By Christopher O’Riordan
If you missed out on UEFA’s recent Euro 2016 ticket distribution, going down an alternative route could prove costly. News broke recently of unofficial ticket resellers charging enormous mark-ups, as high as €3,598 for the top seats.
While UEFA’s official resale platform will open for business next month, not everyone will be successful. Particularly if you’re buying your tickets online from ticket resellers or a private seller, there are some steps you should take to protect yourself from a potentially dodgy purchase.
The best way to ensure you won’t be turned away at the gates in France this summer is to buy via the official UEFA reselling site. Opening in March, it’ll offer fans a secure way to purchase their tickets.
If you’re going via the reseller route, do your homework. Research companies online, particularly on forums – you could come across someone with a good or bad experience.
No to cash
If you’re buying in person, avoid paying in cash. Always create a paper trail that could come in handy later on – if you fall foul of a dodgy seller, you’ve got a better chance of getting your money back. If you purchase from a private seller, however, be aware that you won’t have any opportunity for redress.
If you can, examine the tickets in person to determine if they’re authentic, and ask if they were purchased from UEFA. Don’t forget to bring someone with you – just in case.
If you’re worried about using a credit or debit card instead of cash, consider getting a 3V card instead.
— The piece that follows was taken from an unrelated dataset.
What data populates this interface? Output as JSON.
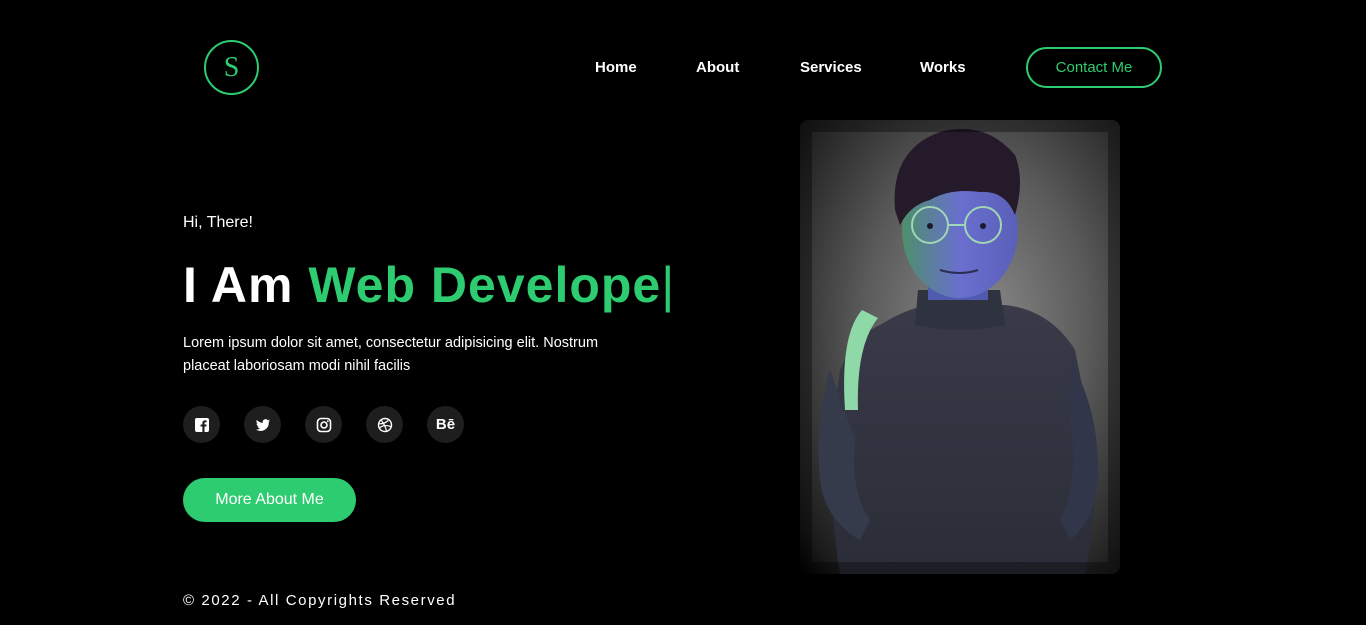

A safer way to pay online, you can purchase a voucher with a disposable VISA number, and avoid sharing any personal financial information. If you pay via PayPal, you’ll be able to take advantage of their buyer protection policies in the event of a problem.
If you’re not collecting your tickets in person, consider giving a different address. Services like Parcel Motel are a great way of keeping your personal information out of the wrong hands.